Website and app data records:
BEGIN

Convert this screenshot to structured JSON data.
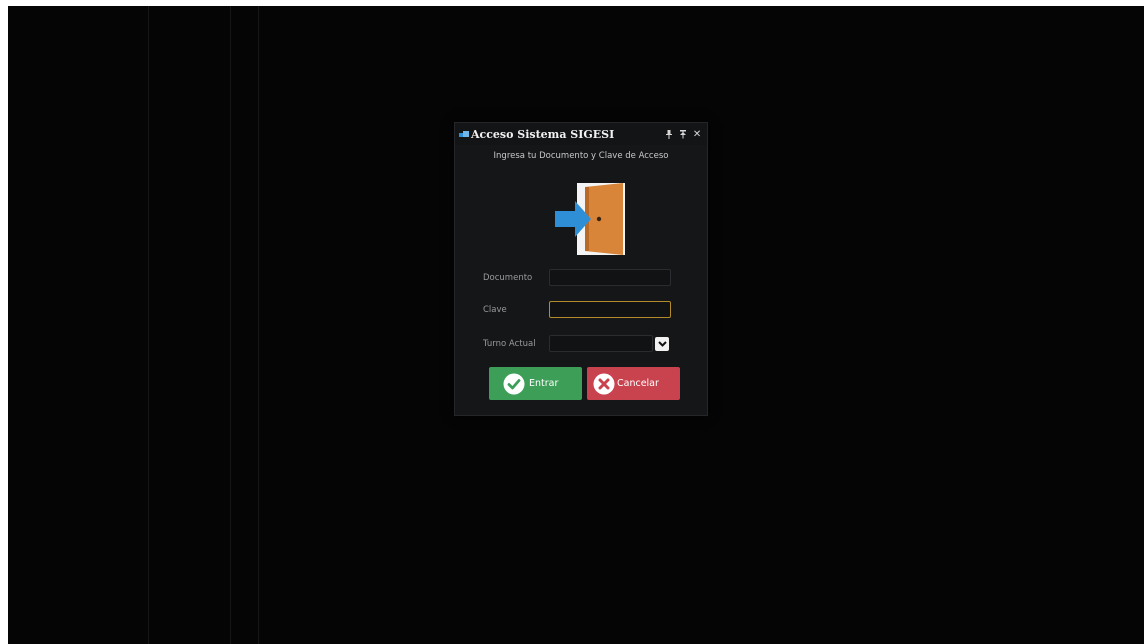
{
  "dialog": {
    "title": "Acceso Sistema SIGESI",
    "subtitle": "Ingresa tu Documento y Clave de Acceso",
    "logo_icon": "door-enter-icon"
  },
  "window_controls": {
    "pin_icon": "pin-icon",
    "restore_icon": "restore-icon",
    "close_icon": "close-icon",
    "close_glyph": "✕"
  },
  "form": {
    "documento_label": "Documento",
    "documento_value": "",
    "clave_label": "Clave",
    "clave_value": "",
    "turno_label": "Turno Actual",
    "turno_value": ""
  },
  "buttons": {
    "entrar_label": "Entrar",
    "entrar_icon": "check-circle-icon",
    "cancelar_label": "Cancelar",
    "cancelar_icon": "x-circle-icon"
  },
  "colors": {
    "background": "#050505",
    "dialog": "#151618",
    "focus_border": "#b38a2c",
    "entrar": "#3d9e58",
    "cancelar": "#c9434e",
    "door": "#d8853a",
    "arrow": "#2f8fd6"
  }
}
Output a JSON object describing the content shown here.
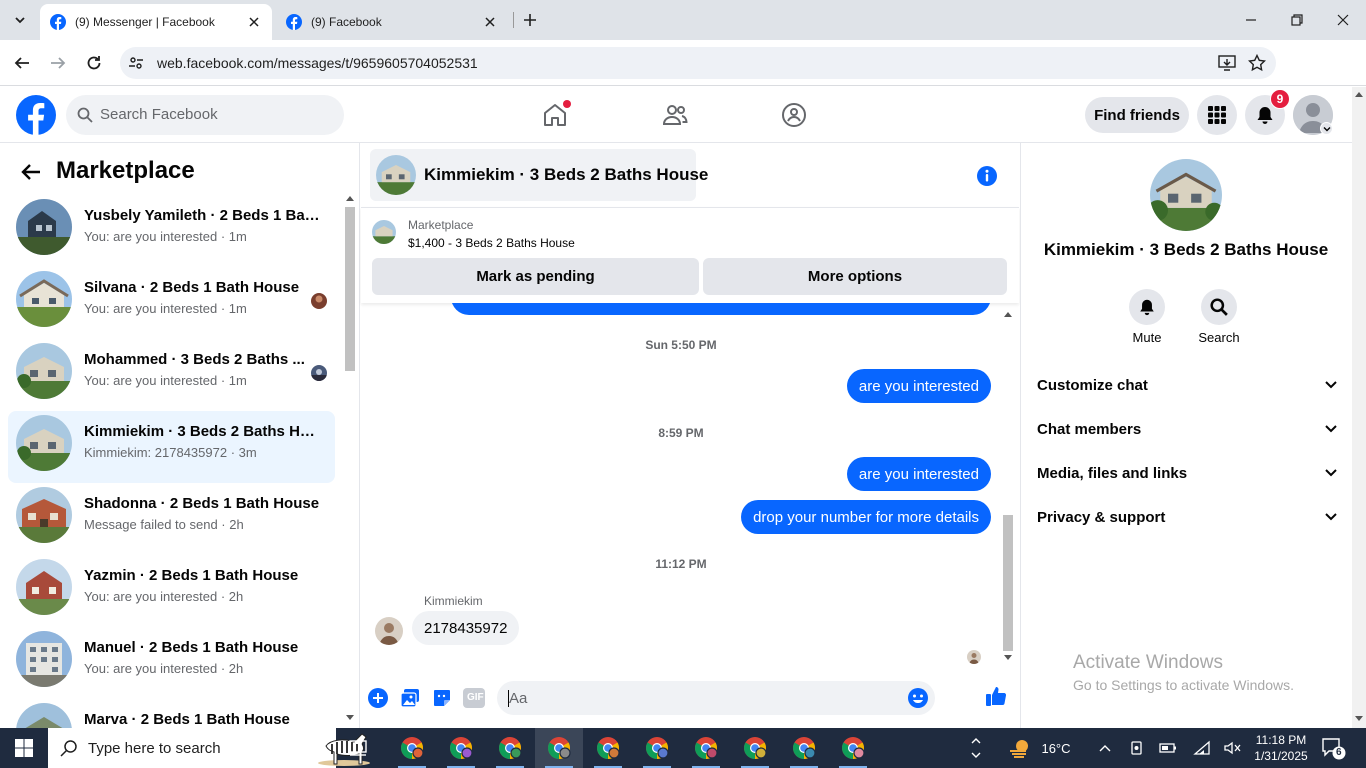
{
  "browser": {
    "tabs": [
      {
        "title": "(9) Messenger | Facebook",
        "active": true
      },
      {
        "title": "(9) Facebook",
        "active": false
      }
    ],
    "url": "web.facebook.com/messages/t/9659605704052531"
  },
  "fb_header": {
    "search_placeholder": "Search Facebook",
    "find_friends": "Find friends",
    "notification_count": "9",
    "accent": "#0866ff"
  },
  "left": {
    "title": "Marketplace",
    "conversations": [
      {
        "name": "Yusbely Yamileth · 2 Beds 1 Bath...",
        "sub": "You: are you interested · 1m"
      },
      {
        "name": "Silvana · 2 Beds 1 Bath House",
        "sub": "You: are you interested · 1m"
      },
      {
        "name": "Mohammed · 3 Beds 2 Baths ...",
        "sub": "You: are you interested · 1m"
      },
      {
        "name": "Kimmiekim · 3 Beds 2 Baths Ho...",
        "sub": "Kimmiekim: 2178435972 · 3m"
      },
      {
        "name": "Shadonna · 2 Beds 1 Bath House",
        "sub": "Message failed to send · 2h"
      },
      {
        "name": "Yazmin · 2 Beds 1 Bath House",
        "sub": "You: are you interested · 2h"
      },
      {
        "name": "Manuel · 2 Beds 1 Bath House",
        "sub": "You: are you interested · 2h"
      },
      {
        "name": "Marva · 2 Beds 1 Bath House",
        "sub": ""
      }
    ]
  },
  "chat": {
    "title": "Kimmiekim · 3 Beds 2 Baths House",
    "marketplace_label": "Marketplace",
    "listing": "$1,400 - 3 Beds 2 Baths House",
    "mark_pending": "Mark as pending",
    "more_options": "More options",
    "ts1": "Sun 5:50 PM",
    "msg1": "are you interested",
    "ts2": "8:59 PM",
    "msg2": "are you interested",
    "msg3": "drop your number for more details",
    "ts3": "11:12 PM",
    "sender": "Kimmiekim",
    "reply": "2178435972",
    "input_placeholder": "Aa",
    "gif_label": "GIF"
  },
  "right": {
    "name": "Kimmiekim · 3 Beds 2 Baths House",
    "mute": "Mute",
    "search": "Search",
    "sections": [
      "Customize chat",
      "Chat members",
      "Media, files and links",
      "Privacy & support"
    ]
  },
  "watermark": {
    "line1": "Activate Windows",
    "line2": "Go to Settings to activate Windows."
  },
  "taskbar": {
    "search_placeholder": "Type here to search",
    "weather": "16°C",
    "time": "11:18 PM",
    "date": "1/31/2025",
    "notif_count": "6"
  }
}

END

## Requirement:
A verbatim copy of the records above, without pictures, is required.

## Answer area:
Convert this screenshot to structured JSON data.
{
  "dialog": {
    "title": "Acceso Sistema SIGESI",
    "subtitle": "Ingresa tu Documento y Clave de Acceso",
    "logo_icon": "door-enter-icon"
  },
  "window_controls": {
    "pin_icon": "pin-icon",
    "restore_icon": "restore-icon",
    "close_icon": "close-icon",
    "close_glyph": "✕"
  },
  "form": {
    "documento_label": "Documento",
    "documento_value": "",
    "clave_label": "Clave",
    "clave_value": "",
    "turno_label": "Turno Actual",
    "turno_value": ""
  },
  "buttons": {
    "entrar_label": "Entrar",
    "entrar_icon": "check-circle-icon",
    "cancelar_label": "Cancelar",
    "cancelar_icon": "x-circle-icon"
  },
  "colors": {
    "background": "#050505",
    "dialog": "#151618",
    "focus_border": "#b38a2c",
    "entrar": "#3d9e58",
    "cancelar": "#c9434e",
    "door": "#d8853a",
    "arrow": "#2f8fd6"
  }
}
Output a JSON object describing the content shown here.
{
  "browser": {
    "tabs": [
      {
        "title": "(9) Messenger | Facebook",
        "active": true
      },
      {
        "title": "(9) Facebook",
        "active": false
      }
    ],
    "url": "web.facebook.com/messages/t/9659605704052531"
  },
  "fb_header": {
    "search_placeholder": "Search Facebook",
    "find_friends": "Find friends",
    "notification_count": "9",
    "accent": "#0866ff"
  },
  "left": {
    "title": "Marketplace",
    "conversations": [
      {
        "name": "Yusbely Yamileth · 2 Beds 1 Bath...",
        "sub": "You: are you interested · 1m"
      },
      {
        "name": "Silvana · 2 Beds 1 Bath House",
        "sub": "You: are you interested · 1m"
      },
      {
        "name": "Mohammed · 3 Beds 2 Baths ...",
        "sub": "You: are you interested · 1m"
      },
      {
        "name": "Kimmiekim · 3 Beds 2 Baths Ho...",
        "sub": "Kimmiekim: 2178435972 · 3m"
      },
      {
        "name": "Shadonna · 2 Beds 1 Bath House",
        "sub": "Message failed to send · 2h"
      },
      {
        "name": "Yazmin · 2 Beds 1 Bath House",
        "sub": "You: are you interested · 2h"
      },
      {
        "name": "Manuel · 2 Beds 1 Bath House",
        "sub": "You: are you interested · 2h"
      },
      {
        "name": "Marva · 2 Beds 1 Bath House",
        "sub": ""
      }
    ]
  },
  "chat": {
    "title": "Kimmiekim · 3 Beds 2 Baths House",
    "marketplace_label": "Marketplace",
    "listing": "$1,400 - 3 Beds 2 Baths House",
    "mark_pending": "Mark as pending",
    "more_options": "More options",
    "ts1": "Sun 5:50 PM",
    "msg1": "are you interested",
    "ts2": "8:59 PM",
    "msg2": "are you interested",
    "msg3": "drop your number for more details",
    "ts3": "11:12 PM",
    "sender": "Kimmiekim",
    "reply": "2178435972",
    "input_placeholder": "Aa",
    "gif_label": "GIF"
  },
  "right": {
    "name": "Kimmiekim · 3 Beds 2 Baths House",
    "mute": "Mute",
    "search": "Search",
    "sections": [
      "Customize chat",
      "Chat members",
      "Media, files and links",
      "Privacy & support"
    ]
  },
  "watermark": {
    "line1": "Activate Windows",
    "line2": "Go to Settings to activate Windows."
  },
  "taskbar": {
    "search_placeholder": "Type here to search",
    "weather": "16°C",
    "time": "11:18 PM",
    "date": "1/31/2025",
    "notif_count": "6"
  }
}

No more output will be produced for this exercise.